Element data from apps and pages:
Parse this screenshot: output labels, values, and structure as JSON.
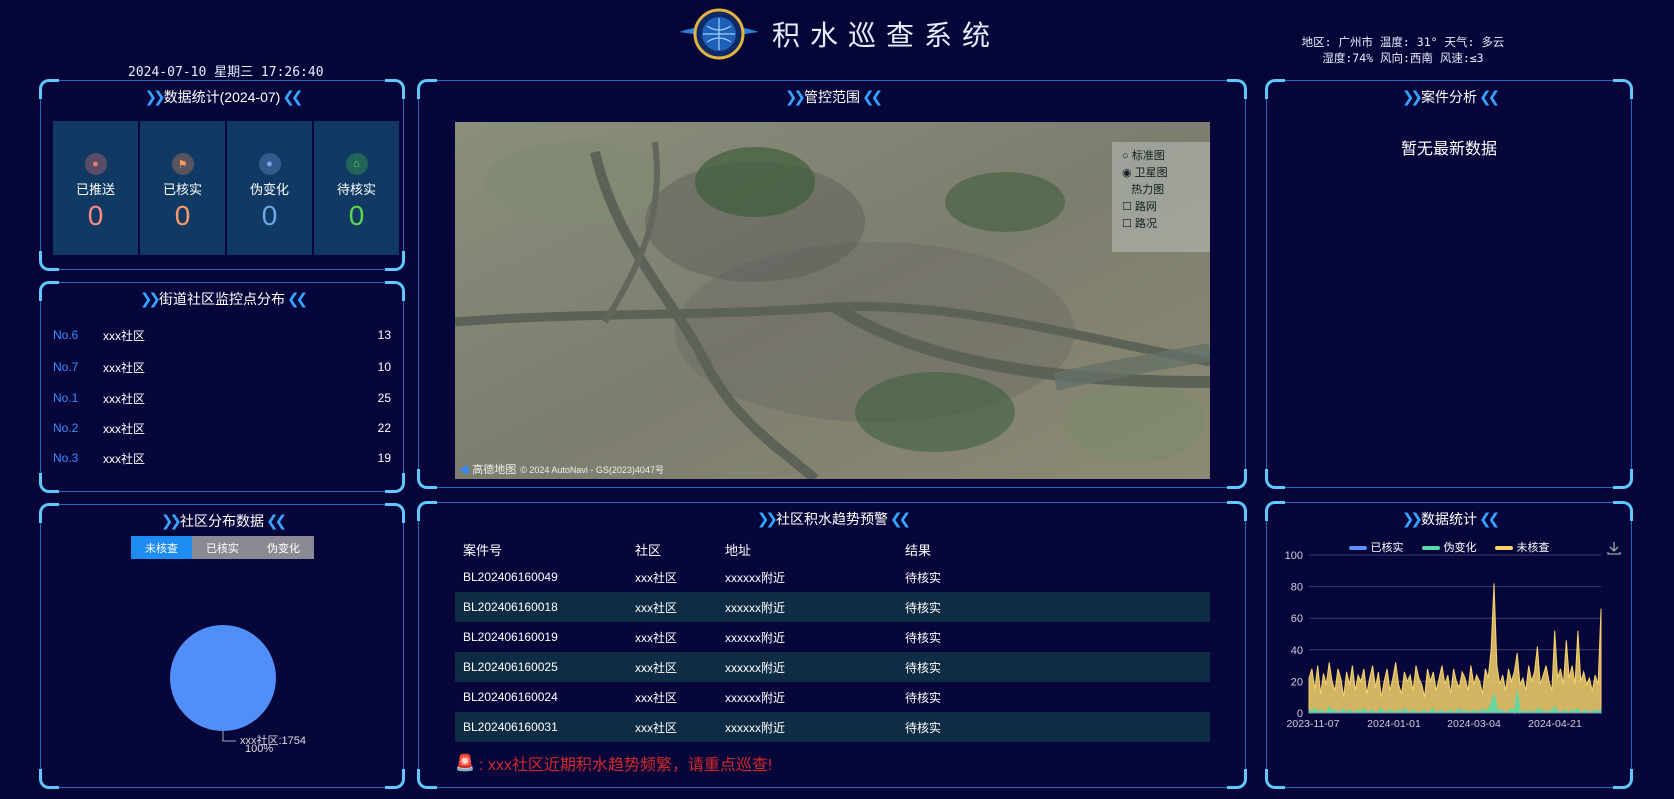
{
  "header": {
    "title": "积水巡查系统",
    "datetime": "2024-07-10 星期三 17:26:40",
    "weather_line1": "地区: 广州市 温度: 31° 天气: 多云",
    "weather_line2": "湿度:74% 风向:西南 风速:≤3"
  },
  "stats_panel": {
    "title": "数据统计(2024-07)",
    "items": [
      {
        "label": "已推送",
        "value": "0",
        "color": "#ff8a80",
        "icon": "pin-icon"
      },
      {
        "label": "已核实",
        "value": "0",
        "color": "#ff9a6a",
        "icon": "flag-icon"
      },
      {
        "label": "伪变化",
        "value": "0",
        "color": "#6aa8e8",
        "icon": "circle-icon"
      },
      {
        "label": "待核实",
        "value": "0",
        "color": "#5fd44f",
        "icon": "house-icon"
      }
    ]
  },
  "community_panel": {
    "title": "街道社区监控点分布",
    "rows": [
      {
        "no": "No.6",
        "name": "xxx社区",
        "value": "13"
      },
      {
        "no": "No.7",
        "name": "xxx社区",
        "value": "10"
      },
      {
        "no": "No.1",
        "name": "xxx社区",
        "value": "25"
      },
      {
        "no": "No.2",
        "name": "xxx社区",
        "value": "22"
      },
      {
        "no": "No.3",
        "name": "xxx社区",
        "value": "19"
      }
    ]
  },
  "distribution_panel": {
    "title": "社区分布数据",
    "tabs": [
      "未核查",
      "已核实",
      "伪变化"
    ],
    "active_tab": "未核查",
    "pie_label": "xxx社区:1754",
    "pie_percent": "100%"
  },
  "map_panel": {
    "title": "管控范围",
    "layer_options": [
      "标准图",
      "卫星图",
      "热力图",
      "路网",
      "路况"
    ],
    "selected_layer": "卫星图",
    "attribution_brand": "高德地图",
    "attribution_text": "© 2024 AutoNavi - GS(2023)4047号"
  },
  "case_panel": {
    "title": "案件分析",
    "empty_text": "暂无最新数据"
  },
  "trend_panel": {
    "title": "社区积水趋势预警",
    "columns": [
      "案件号",
      "社区",
      "地址",
      "结果"
    ],
    "rows": [
      [
        "BL202406160049",
        "xxx社区",
        "xxxxxx附近",
        "待核实"
      ],
      [
        "BL202406160018",
        "xxx社区",
        "xxxxxx附近",
        "待核实"
      ],
      [
        "BL202406160019",
        "xxx社区",
        "xxxxxx附近",
        "待核实"
      ],
      [
        "BL202406160025",
        "xxx社区",
        "xxxxxx附近",
        "待核实"
      ],
      [
        "BL202406160024",
        "xxx社区",
        "xxxxxx附近",
        "待核实"
      ],
      [
        "BL202406160031",
        "xxx社区",
        "xxxxxx附近",
        "待核实"
      ]
    ],
    "alarm_text": ": xxx社区近期积水趋势频繁，请重点巡查!"
  },
  "stats_chart_panel": {
    "title": "数据统计"
  },
  "chart_data": {
    "type": "area",
    "legend": [
      "已核实",
      "伪变化",
      "未核查"
    ],
    "colors": {
      "已核实": "#5b8ff9",
      "伪变化": "#5ad8a6",
      "未核查": "#f6d36b"
    },
    "x_ticks": [
      "2023-11-07",
      "2024-01-01",
      "2024-03-04",
      "2024-04-21"
    ],
    "ylim": [
      0,
      100
    ],
    "y_ticks": [
      0,
      20,
      40,
      60,
      80,
      100
    ],
    "series": [
      {
        "name": "未核查",
        "values": [
          22,
          28,
          15,
          30,
          12,
          25,
          18,
          32,
          20,
          14,
          28,
          22,
          10,
          26,
          18,
          30,
          14,
          24,
          20,
          28,
          12,
          22,
          30,
          16,
          26,
          10,
          20,
          28,
          14,
          22,
          32,
          18,
          12,
          26,
          20,
          24,
          14,
          30,
          22,
          18,
          10,
          28,
          20,
          26,
          14,
          22,
          30,
          18,
          24,
          12,
          28,
          20,
          16,
          26,
          22,
          14,
          30,
          18,
          24,
          20,
          12,
          28,
          22,
          40,
          82,
          30,
          18,
          24,
          14,
          28,
          20,
          26,
          38,
          18,
          22,
          14,
          30,
          20,
          26,
          42,
          18,
          24,
          30,
          20,
          14,
          52,
          22,
          28,
          18,
          46,
          22,
          30,
          18,
          52,
          20,
          26,
          18,
          22,
          14,
          24,
          18,
          66
        ]
      },
      {
        "name": "伪变化",
        "values": [
          2,
          1,
          3,
          0,
          2,
          1,
          0,
          4,
          1,
          2,
          0,
          1,
          3,
          0,
          2,
          1,
          0,
          2,
          1,
          3,
          0,
          1,
          2,
          0,
          1,
          3,
          0,
          1,
          2,
          0,
          1,
          2,
          0,
          3,
          1,
          0,
          2,
          1,
          0,
          1,
          2,
          0,
          1,
          3,
          0,
          1,
          2,
          0,
          1,
          2,
          0,
          1,
          3,
          0,
          2,
          1,
          0,
          2,
          1,
          0,
          3,
          1,
          2,
          6,
          12,
          3,
          1,
          2,
          0,
          1,
          3,
          0,
          14,
          2,
          1,
          0,
          2,
          1,
          0,
          3,
          1,
          2,
          0,
          1,
          2,
          4,
          1,
          0,
          2,
          1,
          0,
          2,
          1,
          3,
          0,
          1,
          2,
          0,
          1,
          2,
          1,
          2
        ]
      },
      {
        "name": "已核实",
        "values": [
          0,
          0,
          0,
          0,
          0,
          0,
          0,
          0,
          0,
          0,
          0,
          0,
          0,
          0,
          0,
          0,
          0,
          0,
          0,
          0,
          0,
          0,
          0,
          0,
          0,
          0,
          0,
          0,
          0,
          0,
          0,
          0,
          0,
          0,
          0,
          0,
          0,
          0,
          0,
          0,
          0,
          0,
          0,
          0,
          0,
          0,
          0,
          0,
          0,
          0,
          0,
          0,
          0,
          0,
          0,
          0,
          0,
          0,
          0,
          0,
          0,
          0,
          0,
          0,
          0,
          0,
          0,
          0,
          0,
          0,
          0,
          0,
          0,
          0,
          0,
          0,
          0,
          0,
          0,
          0,
          0,
          0,
          0,
          0,
          0,
          0,
          0,
          0,
          0,
          0,
          0,
          0,
          0,
          0,
          0,
          0,
          0,
          0,
          0,
          0,
          0,
          0
        ]
      }
    ]
  }
}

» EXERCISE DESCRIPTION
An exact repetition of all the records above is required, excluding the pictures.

» TASK RESPONSE
Parse this screenshot: output labels, values, and structure as JSON.
{
  "header": {
    "title": "积水巡查系统",
    "datetime": "2024-07-10 星期三 17:26:40",
    "weather_line1": "地区: 广州市 温度: 31° 天气: 多云",
    "weather_line2": "湿度:74% 风向:西南 风速:≤3"
  },
  "stats_panel": {
    "title": "数据统计(2024-07)",
    "items": [
      {
        "label": "已推送",
        "value": "0",
        "color": "#ff8a80",
        "icon": "pin-icon"
      },
      {
        "label": "已核实",
        "value": "0",
        "color": "#ff9a6a",
        "icon": "flag-icon"
      },
      {
        "label": "伪变化",
        "value": "0",
        "color": "#6aa8e8",
        "icon": "circle-icon"
      },
      {
        "label": "待核实",
        "value": "0",
        "color": "#5fd44f",
        "icon": "house-icon"
      }
    ]
  },
  "community_panel": {
    "title": "街道社区监控点分布",
    "rows": [
      {
        "no": "No.6",
        "name": "xxx社区",
        "value": "13"
      },
      {
        "no": "No.7",
        "name": "xxx社区",
        "value": "10"
      },
      {
        "no": "No.1",
        "name": "xxx社区",
        "value": "25"
      },
      {
        "no": "No.2",
        "name": "xxx社区",
        "value": "22"
      },
      {
        "no": "No.3",
        "name": "xxx社区",
        "value": "19"
      }
    ]
  },
  "distribution_panel": {
    "title": "社区分布数据",
    "tabs": [
      "未核查",
      "已核实",
      "伪变化"
    ],
    "active_tab": "未核查",
    "pie_label": "xxx社区:1754",
    "pie_percent": "100%"
  },
  "map_panel": {
    "title": "管控范围",
    "layer_options": [
      "标准图",
      "卫星图",
      "热力图",
      "路网",
      "路况"
    ],
    "selected_layer": "卫星图",
    "attribution_brand": "高德地图",
    "attribution_text": "© 2024 AutoNavi - GS(2023)4047号"
  },
  "case_panel": {
    "title": "案件分析",
    "empty_text": "暂无最新数据"
  },
  "trend_panel": {
    "title": "社区积水趋势预警",
    "columns": [
      "案件号",
      "社区",
      "地址",
      "结果"
    ],
    "rows": [
      [
        "BL202406160049",
        "xxx社区",
        "xxxxxx附近",
        "待核实"
      ],
      [
        "BL202406160018",
        "xxx社区",
        "xxxxxx附近",
        "待核实"
      ],
      [
        "BL202406160019",
        "xxx社区",
        "xxxxxx附近",
        "待核实"
      ],
      [
        "BL202406160025",
        "xxx社区",
        "xxxxxx附近",
        "待核实"
      ],
      [
        "BL202406160024",
        "xxx社区",
        "xxxxxx附近",
        "待核实"
      ],
      [
        "BL202406160031",
        "xxx社区",
        "xxxxxx附近",
        "待核实"
      ]
    ],
    "alarm_text": ": xxx社区近期积水趋势频繁，请重点巡查!"
  },
  "stats_chart_panel": {
    "title": "数据统计"
  },
  "chart_data": {
    "type": "area",
    "legend": [
      "已核实",
      "伪变化",
      "未核查"
    ],
    "colors": {
      "已核实": "#5b8ff9",
      "伪变化": "#5ad8a6",
      "未核查": "#f6d36b"
    },
    "x_ticks": [
      "2023-11-07",
      "2024-01-01",
      "2024-03-04",
      "2024-04-21"
    ],
    "ylim": [
      0,
      100
    ],
    "y_ticks": [
      0,
      20,
      40,
      60,
      80,
      100
    ],
    "series": [
      {
        "name": "未核查",
        "values": [
          22,
          28,
          15,
          30,
          12,
          25,
          18,
          32,
          20,
          14,
          28,
          22,
          10,
          26,
          18,
          30,
          14,
          24,
          20,
          28,
          12,
          22,
          30,
          16,
          26,
          10,
          20,
          28,
          14,
          22,
          32,
          18,
          12,
          26,
          20,
          24,
          14,
          30,
          22,
          18,
          10,
          28,
          20,
          26,
          14,
          22,
          30,
          18,
          24,
          12,
          28,
          20,
          16,
          26,
          22,
          14,
          30,
          18,
          24,
          20,
          12,
          28,
          22,
          40,
          82,
          30,
          18,
          24,
          14,
          28,
          20,
          26,
          38,
          18,
          22,
          14,
          30,
          20,
          26,
          42,
          18,
          24,
          30,
          20,
          14,
          52,
          22,
          28,
          18,
          46,
          22,
          30,
          18,
          52,
          20,
          26,
          18,
          22,
          14,
          24,
          18,
          66
        ]
      },
      {
        "name": "伪变化",
        "values": [
          2,
          1,
          3,
          0,
          2,
          1,
          0,
          4,
          1,
          2,
          0,
          1,
          3,
          0,
          2,
          1,
          0,
          2,
          1,
          3,
          0,
          1,
          2,
          0,
          1,
          3,
          0,
          1,
          2,
          0,
          1,
          2,
          0,
          3,
          1,
          0,
          2,
          1,
          0,
          1,
          2,
          0,
          1,
          3,
          0,
          1,
          2,
          0,
          1,
          2,
          0,
          1,
          3,
          0,
          2,
          1,
          0,
          2,
          1,
          0,
          3,
          1,
          2,
          6,
          12,
          3,
          1,
          2,
          0,
          1,
          3,
          0,
          14,
          2,
          1,
          0,
          2,
          1,
          0,
          3,
          1,
          2,
          0,
          1,
          2,
          4,
          1,
          0,
          2,
          1,
          0,
          2,
          1,
          3,
          0,
          1,
          2,
          0,
          1,
          2,
          1,
          2
        ]
      },
      {
        "name": "已核实",
        "values": [
          0,
          0,
          0,
          0,
          0,
          0,
          0,
          0,
          0,
          0,
          0,
          0,
          0,
          0,
          0,
          0,
          0,
          0,
          0,
          0,
          0,
          0,
          0,
          0,
          0,
          0,
          0,
          0,
          0,
          0,
          0,
          0,
          0,
          0,
          0,
          0,
          0,
          0,
          0,
          0,
          0,
          0,
          0,
          0,
          0,
          0,
          0,
          0,
          0,
          0,
          0,
          0,
          0,
          0,
          0,
          0,
          0,
          0,
          0,
          0,
          0,
          0,
          0,
          0,
          0,
          0,
          0,
          0,
          0,
          0,
          0,
          0,
          0,
          0,
          0,
          0,
          0,
          0,
          0,
          0,
          0,
          0,
          0,
          0,
          0,
          0,
          0,
          0,
          0,
          0,
          0,
          0,
          0,
          0,
          0,
          0,
          0,
          0,
          0,
          0,
          0,
          0
        ]
      }
    ]
  }
}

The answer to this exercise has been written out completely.